Google is now processing an unprecedented 1,500 DMCA takedown requests per minute, or more than 2 million takedown URL requests per day, according toGoogle's copyright transparency report.
Google first introduced their DMCA takedown service in 2011. Google processes each request, determining its validity, and if the request is deemed valid, removes the link from the search results. Owners of the links can then repeal the decision in order to reinstate the link.
While in 2011 Google only had to process a few hundred takedown requests per day, now in 2015, Google has to process more than 2 million requests in the same period.
This translates to more than 64.5 million URLs requested to be taken down in the past month, from 70,571 domains. Despite the high number of domains, a few bad actors are responsible for most of the requests, including Spanish MP3 download site flowxd.me who was single-handedly responsible for 1,467,424 URLs.

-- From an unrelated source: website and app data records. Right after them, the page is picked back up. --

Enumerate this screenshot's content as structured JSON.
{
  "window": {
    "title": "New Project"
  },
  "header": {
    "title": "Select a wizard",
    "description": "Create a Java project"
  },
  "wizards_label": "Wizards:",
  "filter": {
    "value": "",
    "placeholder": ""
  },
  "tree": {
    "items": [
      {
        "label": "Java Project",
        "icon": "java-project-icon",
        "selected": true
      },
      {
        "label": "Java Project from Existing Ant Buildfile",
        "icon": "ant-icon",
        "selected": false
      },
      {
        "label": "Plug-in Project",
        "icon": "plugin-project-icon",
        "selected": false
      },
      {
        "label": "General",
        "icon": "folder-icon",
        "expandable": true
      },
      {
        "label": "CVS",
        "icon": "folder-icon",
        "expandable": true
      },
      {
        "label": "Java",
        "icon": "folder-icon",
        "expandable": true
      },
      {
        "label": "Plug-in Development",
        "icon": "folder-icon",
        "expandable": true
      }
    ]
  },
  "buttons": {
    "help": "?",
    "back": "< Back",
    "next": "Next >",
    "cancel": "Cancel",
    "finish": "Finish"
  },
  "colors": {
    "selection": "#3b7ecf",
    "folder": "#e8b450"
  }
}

This escalating game of piracy "whack-a-mole" has critics on both sides of the fence, with some pointing to the futility of this kind of anti-piracy action as a reason for ending such actions, while rights-holders point to the same data as reason for Google to do more to make removals more permanent, including domain based blacklisting.